SUMMARY, EXPLANATION AND LIMITATIONS:
Langerin (CD 207) is a 40 kDa protein, a group II transmembrane oligosaccharide receptor expressed by epidermal Langerhans cells. This protein has an unique carbohydrates-binding site (CRD), which with recognize mannose residues. Langerin has a transmembrane segment, an extracellular and intracellular region. It is directly related with Birbecks granules. It is also involved in the superficial cellular material uptake of the immature dendritic cells. Dendritic cells are antigen presenting cells (APC) which are needed to initiate a T cell-mediated specific immune response. Dendritic cells are localized in no-lymphoid tissues; they are immature cells, whose primary function is the antigen uptaking through the special endocytic structures in their specialized surface membrane or through macropinocytosis. Dentritic cells migrate to secondary lymphoid tissues maturing until they become an efficient antigen presenting cell. During the mature process, dendritic cells loose adhesion receptors, E-Cadherins like molecules and Birbeck’s granules disappear. Although langerin is surface localized, it can be quickly uptaken. In fact, langerin is a powerful membrane superposition inductor and zipping, forming Birbeck’s granules. It has been suggested that these granule induction is a consequence of the antigen capturating function from langerin, allowing a no-classic antigen processing.
Immunogen: Recombinant protein of 29kDa corresponding to the external domain of human Langerin.
Staining pattern: Cell membrane and granule cytoplasmic.
Positive control: Tissue sample from skin.

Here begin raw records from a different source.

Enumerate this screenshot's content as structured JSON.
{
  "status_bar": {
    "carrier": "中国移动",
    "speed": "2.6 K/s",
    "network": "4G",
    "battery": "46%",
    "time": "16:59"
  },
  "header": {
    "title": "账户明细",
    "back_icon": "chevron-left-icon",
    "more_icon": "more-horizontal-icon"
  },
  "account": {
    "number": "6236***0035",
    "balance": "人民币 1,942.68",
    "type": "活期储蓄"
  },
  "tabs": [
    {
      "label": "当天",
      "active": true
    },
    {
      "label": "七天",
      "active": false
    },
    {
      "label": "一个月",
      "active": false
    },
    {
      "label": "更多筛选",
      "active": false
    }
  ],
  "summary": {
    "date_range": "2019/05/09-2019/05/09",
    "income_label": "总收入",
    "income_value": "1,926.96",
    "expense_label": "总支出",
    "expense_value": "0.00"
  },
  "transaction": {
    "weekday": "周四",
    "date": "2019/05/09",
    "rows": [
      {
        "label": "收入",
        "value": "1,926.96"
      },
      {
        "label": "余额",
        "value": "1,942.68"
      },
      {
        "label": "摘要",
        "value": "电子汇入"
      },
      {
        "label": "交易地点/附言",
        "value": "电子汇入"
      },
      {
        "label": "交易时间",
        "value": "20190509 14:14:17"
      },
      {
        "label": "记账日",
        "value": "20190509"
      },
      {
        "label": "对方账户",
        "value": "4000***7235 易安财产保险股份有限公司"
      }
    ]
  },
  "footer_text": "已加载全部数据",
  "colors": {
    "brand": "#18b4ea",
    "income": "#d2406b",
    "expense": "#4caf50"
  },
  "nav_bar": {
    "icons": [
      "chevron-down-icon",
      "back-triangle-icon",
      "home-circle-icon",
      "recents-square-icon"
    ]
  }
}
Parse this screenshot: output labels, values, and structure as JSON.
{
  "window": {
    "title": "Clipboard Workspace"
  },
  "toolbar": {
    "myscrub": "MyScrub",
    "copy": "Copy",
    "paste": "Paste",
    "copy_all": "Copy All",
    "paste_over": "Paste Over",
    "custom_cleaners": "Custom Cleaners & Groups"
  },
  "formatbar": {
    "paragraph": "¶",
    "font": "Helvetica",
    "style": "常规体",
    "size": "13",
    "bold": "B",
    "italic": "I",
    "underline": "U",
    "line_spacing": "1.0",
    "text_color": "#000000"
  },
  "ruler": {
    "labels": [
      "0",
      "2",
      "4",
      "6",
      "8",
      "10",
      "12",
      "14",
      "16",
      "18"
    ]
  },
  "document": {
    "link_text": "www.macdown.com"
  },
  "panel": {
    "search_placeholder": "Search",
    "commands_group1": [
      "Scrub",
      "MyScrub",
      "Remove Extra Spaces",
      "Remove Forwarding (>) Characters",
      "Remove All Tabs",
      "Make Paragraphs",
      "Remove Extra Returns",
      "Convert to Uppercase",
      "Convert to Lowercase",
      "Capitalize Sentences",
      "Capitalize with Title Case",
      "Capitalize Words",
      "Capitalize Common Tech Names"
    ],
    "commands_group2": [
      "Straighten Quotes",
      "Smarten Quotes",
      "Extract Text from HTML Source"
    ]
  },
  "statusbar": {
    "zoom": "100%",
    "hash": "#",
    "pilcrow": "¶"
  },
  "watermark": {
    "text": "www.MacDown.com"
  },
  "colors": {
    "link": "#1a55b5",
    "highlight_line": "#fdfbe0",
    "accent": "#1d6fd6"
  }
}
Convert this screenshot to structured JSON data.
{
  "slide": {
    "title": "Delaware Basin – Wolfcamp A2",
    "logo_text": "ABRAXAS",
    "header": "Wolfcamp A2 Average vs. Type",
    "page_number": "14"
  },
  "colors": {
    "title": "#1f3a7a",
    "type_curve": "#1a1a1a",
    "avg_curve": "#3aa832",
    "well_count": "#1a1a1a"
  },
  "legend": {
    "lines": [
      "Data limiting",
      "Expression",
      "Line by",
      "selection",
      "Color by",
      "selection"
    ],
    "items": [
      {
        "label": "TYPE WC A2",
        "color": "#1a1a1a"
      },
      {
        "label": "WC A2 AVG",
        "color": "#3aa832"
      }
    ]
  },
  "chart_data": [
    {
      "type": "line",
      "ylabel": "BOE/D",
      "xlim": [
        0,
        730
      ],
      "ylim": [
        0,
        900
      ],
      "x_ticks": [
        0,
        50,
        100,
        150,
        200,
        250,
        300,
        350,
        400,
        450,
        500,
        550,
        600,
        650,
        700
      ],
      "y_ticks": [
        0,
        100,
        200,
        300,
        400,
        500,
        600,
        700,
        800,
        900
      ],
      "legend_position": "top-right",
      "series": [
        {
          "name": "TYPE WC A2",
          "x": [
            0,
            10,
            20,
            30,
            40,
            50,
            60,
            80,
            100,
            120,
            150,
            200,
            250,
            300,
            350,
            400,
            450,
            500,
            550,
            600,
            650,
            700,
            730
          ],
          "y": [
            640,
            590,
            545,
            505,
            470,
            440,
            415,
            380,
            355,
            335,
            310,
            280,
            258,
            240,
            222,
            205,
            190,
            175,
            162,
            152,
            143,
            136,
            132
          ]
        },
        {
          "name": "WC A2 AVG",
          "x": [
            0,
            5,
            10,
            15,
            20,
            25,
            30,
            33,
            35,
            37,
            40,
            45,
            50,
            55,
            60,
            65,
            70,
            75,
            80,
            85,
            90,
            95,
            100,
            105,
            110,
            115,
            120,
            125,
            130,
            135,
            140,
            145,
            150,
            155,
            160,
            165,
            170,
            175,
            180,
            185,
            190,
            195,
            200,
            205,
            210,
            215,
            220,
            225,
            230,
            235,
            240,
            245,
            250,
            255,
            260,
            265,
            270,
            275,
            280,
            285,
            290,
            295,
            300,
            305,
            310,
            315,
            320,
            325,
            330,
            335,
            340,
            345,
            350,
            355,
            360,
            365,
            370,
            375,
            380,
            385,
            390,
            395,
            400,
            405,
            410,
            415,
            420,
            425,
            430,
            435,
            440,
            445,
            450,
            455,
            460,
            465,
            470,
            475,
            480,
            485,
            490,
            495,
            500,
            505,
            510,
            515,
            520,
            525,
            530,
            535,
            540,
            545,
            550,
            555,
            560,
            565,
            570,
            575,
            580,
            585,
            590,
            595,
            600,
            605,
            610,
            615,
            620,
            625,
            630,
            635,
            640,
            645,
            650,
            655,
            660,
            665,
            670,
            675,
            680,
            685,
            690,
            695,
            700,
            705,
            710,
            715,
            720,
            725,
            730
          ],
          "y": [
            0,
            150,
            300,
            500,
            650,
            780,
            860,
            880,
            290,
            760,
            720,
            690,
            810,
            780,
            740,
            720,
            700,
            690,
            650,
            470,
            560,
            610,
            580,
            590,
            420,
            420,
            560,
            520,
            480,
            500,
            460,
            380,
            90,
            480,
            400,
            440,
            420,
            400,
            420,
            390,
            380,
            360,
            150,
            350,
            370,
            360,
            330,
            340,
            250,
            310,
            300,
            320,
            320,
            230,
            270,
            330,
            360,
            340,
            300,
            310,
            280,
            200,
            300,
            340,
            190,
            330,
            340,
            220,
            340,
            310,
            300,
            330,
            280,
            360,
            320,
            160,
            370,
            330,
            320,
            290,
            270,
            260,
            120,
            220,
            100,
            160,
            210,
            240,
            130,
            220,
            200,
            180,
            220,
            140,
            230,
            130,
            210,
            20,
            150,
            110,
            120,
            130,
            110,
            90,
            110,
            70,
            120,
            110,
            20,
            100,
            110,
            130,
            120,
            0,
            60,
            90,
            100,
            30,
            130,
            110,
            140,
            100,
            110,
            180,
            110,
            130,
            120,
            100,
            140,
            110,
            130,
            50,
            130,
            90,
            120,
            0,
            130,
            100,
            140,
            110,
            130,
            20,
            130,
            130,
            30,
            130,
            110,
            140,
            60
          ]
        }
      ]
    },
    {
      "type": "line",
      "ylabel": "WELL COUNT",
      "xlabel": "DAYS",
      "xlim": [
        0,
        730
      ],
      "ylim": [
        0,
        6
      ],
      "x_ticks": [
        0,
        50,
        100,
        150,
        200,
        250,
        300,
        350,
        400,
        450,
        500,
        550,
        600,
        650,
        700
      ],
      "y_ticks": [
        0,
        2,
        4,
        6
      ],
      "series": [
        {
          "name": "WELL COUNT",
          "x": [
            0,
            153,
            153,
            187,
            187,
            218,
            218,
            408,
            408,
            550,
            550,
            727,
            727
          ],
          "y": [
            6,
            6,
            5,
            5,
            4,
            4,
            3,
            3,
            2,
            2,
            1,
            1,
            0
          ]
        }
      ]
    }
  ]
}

This antibody is designed for the specific localization of human langerin using IHC techniques in formalin-fixed, paraffin-embedded tissue sections.